The responses of bacterial communities to halocarbon were examined using a 28-d incubation of bromoform- and methanol-enriched subarctic surface seawater. Significant increases were observed in dibromomethane concentrations and bacterial 16S rRNA gene copy numbers in the treated substrates incubated for 13 d. The accumulated bacterial community was investigated by denaturing gradient gel electrophoresis and amplicon analyses. The dominant genotypes corresponded to the genera Roseobacter, Lentibacter, and Amylibacter; the family Flavobacteriaceae; and the phylum Planctomycetes, including methylotrophs of the genus Methylophaga and the family Methylophilaceae. Therefore, various phylotypes responded along with the dehalogenation processes in subarctic seawater.

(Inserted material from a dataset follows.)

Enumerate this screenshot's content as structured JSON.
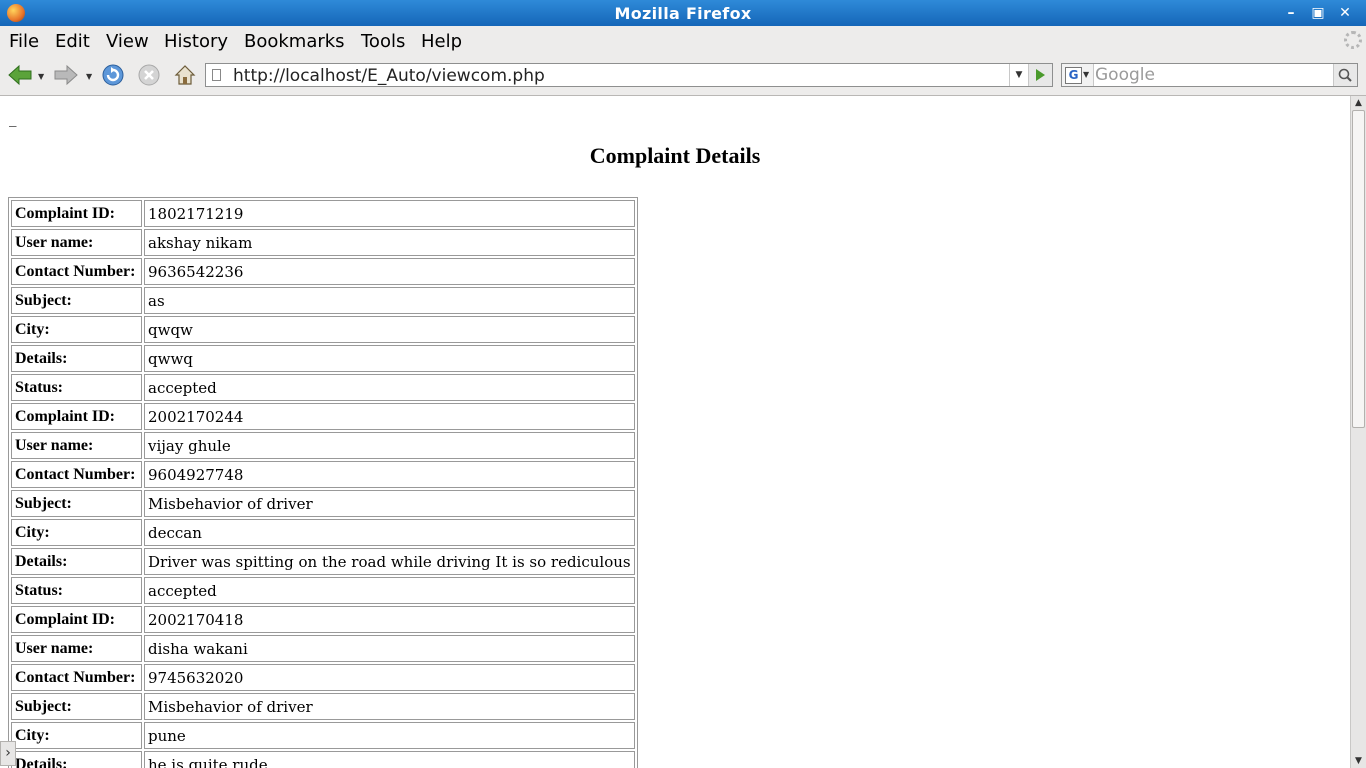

Insects of the heteropteran superfamilies Coreoidea and Lygaeoidea are consistently associated with symbionts of a specific group of the genus Burkholderia, called the “stinkbug-associated beneficial and environmental (SBE)” group. The symbiosis is maintained by the environmental transmission of symbionts. We investigated European and Japanese populations of the dock bug Coreus marginatus (Coreoidea: Coreidae). High nymphal mortality in reared aposymbiotic insects suggested an obligate host-symbiont association in this species. Molecular phylogenetic analyses based on 16S rRNA gene sequences revealed that all 173 individuals investigated were colonized by Burkholderia, which were further assigned to different subgroups of the SBE in a region-dependent pattern.